I have a problem; one that I planned to leave back in high school.
I really, really want to be liked. By everyone and anyone! My friends, colleagues, even total strangers. I’m so scared of judgement that I have two “Home” playlists on my IPod: one for just me and one for when someone is over. Yep, it’s bad.
I am so eager to please that it’s a personality fault. If someone gives me a chair that is uncomfortable, I will not say anything. If someone wants a favour and it clashes with my best friend’s birthday, I will actually feel bad about refusing.
Where this all stems from I do not know, but for someone who spends her life trying to keep everyone happy, going vegan was an interesting choice.
All of a sudden, friends thought I was judging them. All of a sudden I was a dinner guest with “special requirements”. I was the freak at work who refused Jenny’s homemade cookies because “I don’t eat dairy” and didn’t take a slice of Sarah’s birthday cake. I suddenly had to defend myself to those around me and when my spluttering explanation was met with anything other than smiles and rainbows, I felt my easy, likeable universe crumbling.

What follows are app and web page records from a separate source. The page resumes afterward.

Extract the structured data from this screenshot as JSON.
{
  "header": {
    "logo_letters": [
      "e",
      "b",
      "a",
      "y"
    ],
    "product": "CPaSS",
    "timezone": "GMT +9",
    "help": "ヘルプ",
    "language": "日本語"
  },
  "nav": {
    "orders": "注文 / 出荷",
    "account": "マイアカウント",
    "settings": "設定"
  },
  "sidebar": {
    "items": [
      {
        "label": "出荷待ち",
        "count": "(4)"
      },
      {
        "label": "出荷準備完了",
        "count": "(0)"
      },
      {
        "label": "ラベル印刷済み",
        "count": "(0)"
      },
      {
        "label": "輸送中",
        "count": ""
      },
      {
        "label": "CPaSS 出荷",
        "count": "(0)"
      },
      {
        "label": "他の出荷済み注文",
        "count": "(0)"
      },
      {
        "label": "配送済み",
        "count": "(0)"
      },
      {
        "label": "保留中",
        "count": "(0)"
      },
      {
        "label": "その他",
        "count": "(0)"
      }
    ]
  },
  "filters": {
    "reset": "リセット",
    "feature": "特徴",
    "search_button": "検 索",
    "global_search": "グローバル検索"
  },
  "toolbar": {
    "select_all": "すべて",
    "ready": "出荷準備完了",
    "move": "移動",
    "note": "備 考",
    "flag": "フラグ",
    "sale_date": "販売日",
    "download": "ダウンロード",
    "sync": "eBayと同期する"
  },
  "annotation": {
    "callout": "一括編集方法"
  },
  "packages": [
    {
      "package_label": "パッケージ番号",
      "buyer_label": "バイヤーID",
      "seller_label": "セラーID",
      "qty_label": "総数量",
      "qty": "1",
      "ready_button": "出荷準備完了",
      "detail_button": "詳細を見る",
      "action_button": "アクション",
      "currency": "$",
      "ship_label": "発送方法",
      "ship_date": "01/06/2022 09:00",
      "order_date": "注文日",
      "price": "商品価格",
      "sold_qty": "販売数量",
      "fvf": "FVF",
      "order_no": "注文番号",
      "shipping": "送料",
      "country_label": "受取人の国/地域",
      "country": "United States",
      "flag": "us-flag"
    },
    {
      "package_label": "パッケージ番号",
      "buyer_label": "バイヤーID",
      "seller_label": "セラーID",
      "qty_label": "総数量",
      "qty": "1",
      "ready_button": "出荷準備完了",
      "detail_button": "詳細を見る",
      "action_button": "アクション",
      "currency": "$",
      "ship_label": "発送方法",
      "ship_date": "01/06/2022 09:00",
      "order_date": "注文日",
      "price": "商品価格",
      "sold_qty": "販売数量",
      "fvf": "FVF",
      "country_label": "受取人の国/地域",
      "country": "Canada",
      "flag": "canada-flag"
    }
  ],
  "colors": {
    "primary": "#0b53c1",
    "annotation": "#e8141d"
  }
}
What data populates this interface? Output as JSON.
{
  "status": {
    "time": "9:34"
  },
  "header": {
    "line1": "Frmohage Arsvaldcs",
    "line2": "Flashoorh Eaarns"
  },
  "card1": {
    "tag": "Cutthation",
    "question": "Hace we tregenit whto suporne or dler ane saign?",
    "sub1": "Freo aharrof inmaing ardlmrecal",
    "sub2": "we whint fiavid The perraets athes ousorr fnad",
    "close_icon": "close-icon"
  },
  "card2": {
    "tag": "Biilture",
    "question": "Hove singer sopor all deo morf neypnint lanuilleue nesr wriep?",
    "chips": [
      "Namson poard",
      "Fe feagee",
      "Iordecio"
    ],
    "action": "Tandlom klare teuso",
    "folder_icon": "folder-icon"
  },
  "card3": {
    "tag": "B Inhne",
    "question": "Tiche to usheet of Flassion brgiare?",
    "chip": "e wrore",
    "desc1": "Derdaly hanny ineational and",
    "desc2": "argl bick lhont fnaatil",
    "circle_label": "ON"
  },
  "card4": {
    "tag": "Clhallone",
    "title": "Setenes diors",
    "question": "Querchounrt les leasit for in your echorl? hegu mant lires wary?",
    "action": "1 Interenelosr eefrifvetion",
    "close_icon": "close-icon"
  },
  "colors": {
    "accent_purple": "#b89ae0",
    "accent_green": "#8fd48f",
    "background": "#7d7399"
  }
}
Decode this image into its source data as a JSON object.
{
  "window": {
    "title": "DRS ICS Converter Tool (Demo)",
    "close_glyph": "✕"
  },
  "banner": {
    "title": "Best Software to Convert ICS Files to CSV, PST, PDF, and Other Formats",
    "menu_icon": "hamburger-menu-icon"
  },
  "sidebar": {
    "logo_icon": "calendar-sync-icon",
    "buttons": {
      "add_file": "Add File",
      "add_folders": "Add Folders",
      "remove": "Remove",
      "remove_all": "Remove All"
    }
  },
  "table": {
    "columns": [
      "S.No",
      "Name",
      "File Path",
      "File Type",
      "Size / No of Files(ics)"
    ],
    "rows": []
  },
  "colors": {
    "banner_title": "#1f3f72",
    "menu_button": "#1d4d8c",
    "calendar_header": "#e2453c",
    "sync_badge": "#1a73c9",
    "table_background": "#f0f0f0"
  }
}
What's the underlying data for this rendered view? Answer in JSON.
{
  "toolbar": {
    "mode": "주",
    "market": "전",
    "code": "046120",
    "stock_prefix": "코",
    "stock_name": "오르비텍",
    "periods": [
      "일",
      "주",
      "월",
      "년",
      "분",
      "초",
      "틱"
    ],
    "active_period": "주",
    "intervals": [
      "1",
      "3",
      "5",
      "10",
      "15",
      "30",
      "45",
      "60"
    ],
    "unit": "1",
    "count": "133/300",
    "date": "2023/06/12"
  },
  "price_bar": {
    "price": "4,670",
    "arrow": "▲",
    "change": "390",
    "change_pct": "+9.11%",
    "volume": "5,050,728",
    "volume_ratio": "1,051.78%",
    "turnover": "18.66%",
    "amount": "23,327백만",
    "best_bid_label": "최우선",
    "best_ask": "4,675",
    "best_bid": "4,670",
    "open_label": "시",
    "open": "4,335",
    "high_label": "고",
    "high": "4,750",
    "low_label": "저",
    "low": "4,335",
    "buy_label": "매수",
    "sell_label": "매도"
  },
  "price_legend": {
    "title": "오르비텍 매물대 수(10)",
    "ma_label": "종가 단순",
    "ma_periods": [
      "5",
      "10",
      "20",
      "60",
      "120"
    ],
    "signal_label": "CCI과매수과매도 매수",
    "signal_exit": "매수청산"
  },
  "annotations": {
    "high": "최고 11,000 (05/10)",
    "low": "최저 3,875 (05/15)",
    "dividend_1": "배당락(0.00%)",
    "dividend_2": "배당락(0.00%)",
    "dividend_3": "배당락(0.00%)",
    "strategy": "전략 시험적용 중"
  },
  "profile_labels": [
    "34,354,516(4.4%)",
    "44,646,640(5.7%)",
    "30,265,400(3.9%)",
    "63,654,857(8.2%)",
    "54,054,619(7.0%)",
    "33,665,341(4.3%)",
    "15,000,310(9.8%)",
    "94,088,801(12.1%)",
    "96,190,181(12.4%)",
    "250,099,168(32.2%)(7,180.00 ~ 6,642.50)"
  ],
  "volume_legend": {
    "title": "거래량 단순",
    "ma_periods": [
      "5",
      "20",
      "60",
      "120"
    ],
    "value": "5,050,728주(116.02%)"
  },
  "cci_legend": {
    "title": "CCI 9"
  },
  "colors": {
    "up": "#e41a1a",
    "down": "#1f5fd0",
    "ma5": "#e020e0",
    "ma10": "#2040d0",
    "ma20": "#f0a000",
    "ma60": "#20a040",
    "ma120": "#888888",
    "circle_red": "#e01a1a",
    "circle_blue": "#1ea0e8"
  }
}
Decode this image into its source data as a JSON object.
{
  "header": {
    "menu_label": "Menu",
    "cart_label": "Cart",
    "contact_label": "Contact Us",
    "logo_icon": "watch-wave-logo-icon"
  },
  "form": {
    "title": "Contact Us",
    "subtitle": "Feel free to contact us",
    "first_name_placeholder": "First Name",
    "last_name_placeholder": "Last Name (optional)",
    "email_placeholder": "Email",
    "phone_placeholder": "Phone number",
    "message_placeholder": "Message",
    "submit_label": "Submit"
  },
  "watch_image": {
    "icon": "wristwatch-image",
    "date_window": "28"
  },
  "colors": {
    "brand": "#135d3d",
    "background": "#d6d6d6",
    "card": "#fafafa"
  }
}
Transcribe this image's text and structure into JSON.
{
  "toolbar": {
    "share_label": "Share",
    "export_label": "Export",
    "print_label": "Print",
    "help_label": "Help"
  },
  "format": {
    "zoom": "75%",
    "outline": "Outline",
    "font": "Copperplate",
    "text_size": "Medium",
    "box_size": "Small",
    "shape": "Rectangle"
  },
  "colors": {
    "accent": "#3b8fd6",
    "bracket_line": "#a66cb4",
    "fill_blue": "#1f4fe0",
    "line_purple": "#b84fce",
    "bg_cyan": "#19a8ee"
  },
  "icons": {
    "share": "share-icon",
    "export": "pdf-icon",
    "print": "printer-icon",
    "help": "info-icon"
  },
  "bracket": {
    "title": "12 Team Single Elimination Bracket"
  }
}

For a die-hard people pleaser, awkward social situations are not ideal and I needed to find effective ways to navigate them ASAP. After all, veganism should bring joy and positivity into our lives, not awkwardness and resentment, right?
So, here are some personal top tips I have put into practice after years of far too many mistakes (and debates)!
If asked “why vegan” (especially if they have attitude) open with phrases like “for me” and “personally”. If you pitch your vegan diet as something that has made your life better, it’s hard for others to judge you and say that you’re “wrong”. I used to open with animal cruelty facts and, well, it just never went down well. When people ask me now why I’m vegan, I open with something like: “it’s the best decision I ever made. I feel fantastic.” This is more likely to lead to follow up questions and keep the conversation going. Talking about how diary fuels the veal industry? Well, I’ve found it a conversation killer.
Many may disagree with me on this one, but I say try not to spam your personal Facebook page with graphic photos and vegan quotes. Post them occasionally, of course, but maybe not every hour on the hour. I had a phase of filling friends’ newsfeeds with animal cruelty petitions and all it resulted in was people avoiding my posts! Not exactly the best thing for my cause or social life! People are far more likely to respond when information is used sparingly and thoughtfully. Wait for articles that you think people are really likely to look at, or a story you know a friend will respond to.
Try and avoid vegan debates at family dinners. This especially applies if you don’t live at home and these dinners are a special occasion. It never goes down well when my brother and I have veggie debates around the family. Of course we respect each other, but I know that our passionate opposing views end up putting a sour tinge on the evening. It’s never nice arguing with our family, so I say: hold your cards close to your chest if the conversation is going there. Especially when someone pulls out: “of course I’d kill Buster if I had to!” Just leave it.
And, the most obvious top tip? Well, it’s cliché, but something I often need to remind myself: treat others the way you would like to be treated. If you don’t want to feel judged, make sure you aren’t outwardly judging others. It’s hard to turn a blind eye to people making unethical choices, but try to put out there what you want to get back: understanding, compassion and positivity!
It’s true I try my best to be liked, but not everyone is going to like you all the time (especially in the world of blogging, yikes!), so all we can really do is stay true to ourselves and hope for the best. Every time I feel someone roll their eyes at me after remembering “oh, you’re a vegan”, I try to just smile even wider. Yes, I am. And I’m proud of it. After all, if I’m going to be disliked for something – might as well be something I’m proud of, right?